In David Humphrey’s first post with Painters on Paintings in 2014 on James Ensor’s Protrait of Augusta Boogaerts, he talks about misreading as a way into insight. Mistaking Nietzsche’s thoughts on revelation as “flesh of light,” (instead of the correct but much less interesting “flash of light”) Humphrey sees into Ensor’s work in a new way, with that epiphanic flesh of Augusta Boogaerts igniting ideas for both him and Humphrey about Ensor’s deeper relationship to his partner.
Similarly Sarah Slappey, in her post about James Ensor’s Tribulation of St. Anthony from 2016, sees the paint-made-flesh of Ensor’s demons and monsters as distinctly different from those of Bosch and Breughel in paintings of the same subject. Ensor’s are more the stuff of psychic horror, nightmares of the mind, than graphic representations of the horrors of hell. In Ensor’s world, the “flesh of light” turns something potentially prosaic into the stuff of the visionary.
Barry Nemett, in his 2016 post on Gwen John’s A Corner of the Artist’s Room in Paris, explores how the light dissolves form and allows us to see even the most humble and utilitarian of objects — a chair or parasol –as revelatory and transcendent.

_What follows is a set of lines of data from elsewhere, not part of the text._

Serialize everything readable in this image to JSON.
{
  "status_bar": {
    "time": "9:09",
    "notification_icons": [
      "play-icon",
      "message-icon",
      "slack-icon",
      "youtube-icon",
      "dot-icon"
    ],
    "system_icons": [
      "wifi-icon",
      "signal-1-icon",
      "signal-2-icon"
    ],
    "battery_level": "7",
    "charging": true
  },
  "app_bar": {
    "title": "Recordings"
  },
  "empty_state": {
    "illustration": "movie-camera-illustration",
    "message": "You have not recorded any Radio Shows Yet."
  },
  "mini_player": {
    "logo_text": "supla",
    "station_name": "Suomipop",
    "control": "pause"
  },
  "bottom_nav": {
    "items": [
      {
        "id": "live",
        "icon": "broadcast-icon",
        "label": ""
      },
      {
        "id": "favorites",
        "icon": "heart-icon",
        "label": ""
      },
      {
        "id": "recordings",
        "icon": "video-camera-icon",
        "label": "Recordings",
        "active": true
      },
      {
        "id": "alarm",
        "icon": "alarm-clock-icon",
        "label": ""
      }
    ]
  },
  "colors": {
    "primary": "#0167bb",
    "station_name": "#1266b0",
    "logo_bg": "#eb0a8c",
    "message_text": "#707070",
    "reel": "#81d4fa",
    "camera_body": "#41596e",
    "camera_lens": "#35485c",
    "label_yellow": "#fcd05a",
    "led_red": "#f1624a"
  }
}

All the various objects in John’s room lose their individuality and materiality, as they leave the world of solid form and become themselves a kind of flesh of light, reminding Nemett of lullabies wafting in from the open window of his childhood.